‘’Biodiversity starts in the distant past and it points toward the future’’ – Frans Lanting
Rhine river might be famous for the legendary Rheingold, but that is not the only treasure that this river holds. Tidal wetlands in the Netherlands, protected nature reserves in Germany and France and flawless Alpine Lake in Switzerland – these are just some examples of the natural beauty sites that host marvellous biodiverse ecosystems, waiting to be experienced on the EuroVelo 15 – Rhine Cycle Route.
Lake Toma – Pristine waters among the clouds

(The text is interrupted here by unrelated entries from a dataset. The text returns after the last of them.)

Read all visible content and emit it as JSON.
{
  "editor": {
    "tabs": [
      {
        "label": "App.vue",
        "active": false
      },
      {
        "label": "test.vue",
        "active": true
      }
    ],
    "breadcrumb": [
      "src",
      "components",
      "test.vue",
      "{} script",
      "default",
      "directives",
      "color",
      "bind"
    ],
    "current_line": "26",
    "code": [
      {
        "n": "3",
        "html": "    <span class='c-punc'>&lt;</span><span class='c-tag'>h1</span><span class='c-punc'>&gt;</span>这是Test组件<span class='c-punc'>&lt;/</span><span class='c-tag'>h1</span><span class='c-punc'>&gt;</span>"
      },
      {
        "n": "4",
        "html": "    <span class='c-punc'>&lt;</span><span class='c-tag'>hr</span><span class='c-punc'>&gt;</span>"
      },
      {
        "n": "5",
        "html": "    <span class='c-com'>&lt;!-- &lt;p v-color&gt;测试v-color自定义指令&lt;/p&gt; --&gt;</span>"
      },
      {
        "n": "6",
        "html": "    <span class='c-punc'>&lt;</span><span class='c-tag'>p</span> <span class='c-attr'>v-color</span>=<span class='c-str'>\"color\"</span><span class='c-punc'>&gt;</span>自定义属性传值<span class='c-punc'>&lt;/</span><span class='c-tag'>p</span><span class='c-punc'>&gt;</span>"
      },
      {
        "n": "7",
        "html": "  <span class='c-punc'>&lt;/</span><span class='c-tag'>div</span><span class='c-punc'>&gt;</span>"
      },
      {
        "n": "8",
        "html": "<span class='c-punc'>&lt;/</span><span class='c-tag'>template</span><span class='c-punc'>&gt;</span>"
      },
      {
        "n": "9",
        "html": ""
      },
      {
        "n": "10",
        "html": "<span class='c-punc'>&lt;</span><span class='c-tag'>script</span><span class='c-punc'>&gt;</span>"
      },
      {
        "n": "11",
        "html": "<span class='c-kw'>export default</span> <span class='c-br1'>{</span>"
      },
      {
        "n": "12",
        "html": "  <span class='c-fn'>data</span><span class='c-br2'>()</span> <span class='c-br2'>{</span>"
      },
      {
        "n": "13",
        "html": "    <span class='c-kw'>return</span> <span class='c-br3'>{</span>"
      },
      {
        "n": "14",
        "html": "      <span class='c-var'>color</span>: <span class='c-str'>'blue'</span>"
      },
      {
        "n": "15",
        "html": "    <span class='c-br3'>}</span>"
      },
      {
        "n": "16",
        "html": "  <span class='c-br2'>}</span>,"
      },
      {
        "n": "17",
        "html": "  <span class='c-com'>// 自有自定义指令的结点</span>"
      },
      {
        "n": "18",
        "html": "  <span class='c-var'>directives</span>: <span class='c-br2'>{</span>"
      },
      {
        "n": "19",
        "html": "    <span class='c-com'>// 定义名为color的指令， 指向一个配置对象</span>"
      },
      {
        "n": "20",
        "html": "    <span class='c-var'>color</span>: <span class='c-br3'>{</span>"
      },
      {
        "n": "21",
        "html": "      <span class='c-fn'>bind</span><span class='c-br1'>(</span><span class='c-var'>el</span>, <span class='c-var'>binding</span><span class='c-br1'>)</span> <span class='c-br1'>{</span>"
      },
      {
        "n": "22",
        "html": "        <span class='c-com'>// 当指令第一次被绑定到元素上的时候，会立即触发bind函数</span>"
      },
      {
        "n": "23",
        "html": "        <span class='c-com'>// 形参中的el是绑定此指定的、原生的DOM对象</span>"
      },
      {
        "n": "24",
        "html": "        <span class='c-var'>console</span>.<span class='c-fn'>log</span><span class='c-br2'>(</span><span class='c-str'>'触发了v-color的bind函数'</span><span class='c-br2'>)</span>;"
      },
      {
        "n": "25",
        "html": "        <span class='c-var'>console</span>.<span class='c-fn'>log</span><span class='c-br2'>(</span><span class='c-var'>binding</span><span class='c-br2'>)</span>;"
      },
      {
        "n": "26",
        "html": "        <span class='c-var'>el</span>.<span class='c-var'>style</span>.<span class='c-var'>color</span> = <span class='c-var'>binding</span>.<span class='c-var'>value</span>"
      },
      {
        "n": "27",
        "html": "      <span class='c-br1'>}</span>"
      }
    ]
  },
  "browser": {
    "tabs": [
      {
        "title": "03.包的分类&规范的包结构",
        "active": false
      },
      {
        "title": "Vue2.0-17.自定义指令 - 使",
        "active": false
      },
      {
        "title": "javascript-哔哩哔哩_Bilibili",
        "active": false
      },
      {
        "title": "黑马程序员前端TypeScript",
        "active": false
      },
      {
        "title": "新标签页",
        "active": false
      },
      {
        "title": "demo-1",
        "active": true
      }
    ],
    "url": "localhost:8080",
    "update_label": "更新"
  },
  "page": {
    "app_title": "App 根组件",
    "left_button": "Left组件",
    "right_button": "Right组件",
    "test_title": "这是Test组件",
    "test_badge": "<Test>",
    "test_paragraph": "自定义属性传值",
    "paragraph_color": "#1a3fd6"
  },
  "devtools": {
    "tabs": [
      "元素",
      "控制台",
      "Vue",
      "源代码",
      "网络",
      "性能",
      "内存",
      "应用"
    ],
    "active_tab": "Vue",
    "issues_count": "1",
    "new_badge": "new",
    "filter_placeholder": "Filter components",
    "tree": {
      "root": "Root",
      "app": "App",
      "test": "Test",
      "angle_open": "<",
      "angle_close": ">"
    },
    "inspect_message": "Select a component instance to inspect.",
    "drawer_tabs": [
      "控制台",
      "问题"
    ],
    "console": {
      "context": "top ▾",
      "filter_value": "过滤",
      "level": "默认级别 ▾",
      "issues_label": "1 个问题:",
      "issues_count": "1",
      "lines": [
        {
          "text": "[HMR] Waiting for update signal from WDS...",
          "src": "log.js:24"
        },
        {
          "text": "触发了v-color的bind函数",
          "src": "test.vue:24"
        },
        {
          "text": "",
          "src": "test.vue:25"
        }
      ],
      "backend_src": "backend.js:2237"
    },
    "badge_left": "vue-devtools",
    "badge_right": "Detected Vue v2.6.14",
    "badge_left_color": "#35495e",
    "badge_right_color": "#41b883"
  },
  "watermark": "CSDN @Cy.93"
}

At the start of your cycling journey high in the majestic Swiss Alps, you are greeted by the wonderful sight of Lake Toma, which is considered to be the source of the River Rhine. From the Oberalp Pass a 90-minute hike on marked paths leads to the lake, which lies beneath the Piz Badus. In July, cuckoo flowers, gentian, alpine roses, marguerites, and white cotton grass grow whilst sweet-smelling martagon lilies bloom along the path and lakeshore with goats grazing on the surrounding slopes. The lake is listed as one of Switzerland's natural sights of national importance.
Ile de Rhinau Nature Reserve – ‘’European jungle’’
On the way to the north a marvellous sight emerges - Ile de Rhinau, a patchwork of forests, grasslands, and wetland environments. The diverse landscapes feature various biotopes, making the Nature Reserve home to a high number of rare plant and animal species. Flooded each season when the Rhine bursts its banks, Rhinau island offers a diverse and well-preserved natural habitat that is regenerated by the seasonal flooding of the river.
With 500 species of plants, dozens of different types of mushrooms, countless mosses and impressive creepers (clematis, ivy, etc.), the Rhine forest rightfully bears the title of “European jungle”. The Rhinau island and its neighbouring reserve Taubergiessen in Germany are famous for their focus on the protection of the birds that migrate there for winter. On average, 5,300 waterfowl spend January on the waterways around the island. Around 140 species of birds, 39 species of dragonflies, more than 85 species of wild bees and wasps, 26 species of fish, several amphibians, butterflies, and molluscs, as well as wild boar, roe deer, foxes, badgers, bats, etc. prove that the diverse life is out in full force on the island. This is explained by the fact that the area is a real patchwork of different environments, often closely connected to the water.
Sauer Delta Nature Reserve – Skies full of birds
Continuing your cycle travel along the Rhine, and crossing into France, you will make your way to the Sauer Delta Nature Reserve which protects a rich and diverse mosaic of Rhineland natural environments. The territory of 486 hectares including a meander of the former main course of the Rhine is subject to fluctuations in water levels. During the floods, the river spreads throughout the site while the mudflats appear at low tide with their own procession of feeding birds. The surrounding environments are predominantly composed of alluvial forests. There is also a large area of wet meadows, interspersed with depressions and reed beds. The ornithological richness of the site has made its reputation. The avifauna has 183 species, 77 of which are nesting, including Bluethroat, Penduline Tit, Great Reed Warbler and, of course, the Black Kite, which finds its most important nesting area in Alsace.
Kühkopf-Knoblochsaue nature reserve in Riedstadt - Enchanting forests and black kite
Leaving behind France, and continuing your journey north, you will come across the Kühkopf-Knoblochsaue a Naturschutzgebiet (nature reserve), located in the Groß-Gerau district, Germany. It is the largest nature reserve in Hesse, part of the Hessian Ried between the river Rhine and the Hessische Bergstraße. The protected area contains riparian forests (Auwald or Aue), both Weichholzaue with typical Kopfweide and black poplar, and bottomland hardwood forest with oak, elm and aspen.
The Kühkopf area has a proud tradition of orchards, with plums, walnuts, a variety of apples and other fruit trees. The extended swamps of the floodplains, with grass, reed beds and trees, offer breeding places for many kinds of birds, as well as resting places for migrating birds. The symbol of the Kühkopf is the black kite. Deer, wild boars, foxes, frogs, and toads are common in the protected area. In spring, much of the forest floor is covered by wild garlic and many trees host mistletoes.
Biesbosch National Park – Beautiful labyrinth of rivers and creeks
As you near the end of your journey in the Netherlands, a site to be visited should be Biesbosch National Park – one of the largest national parks in the country and one of the last extensive areas of freshwater tidal wetlands in North-western Europe. The Biesbosch ('forest of sedges' or 'rushwoods') is comprised of a vast network of rivers and smaller creeks with islands. The vegetation is mostly willow forests, although wet grasslands and fields of reeds are common as well. The Biesbosch is an important wetland area for waterfowl and is rich in flora and fauna. It is especially important for migrating geese. It’s a wonderful place to walk, cycle or even canoe through the labyrinth of rivers and creeks.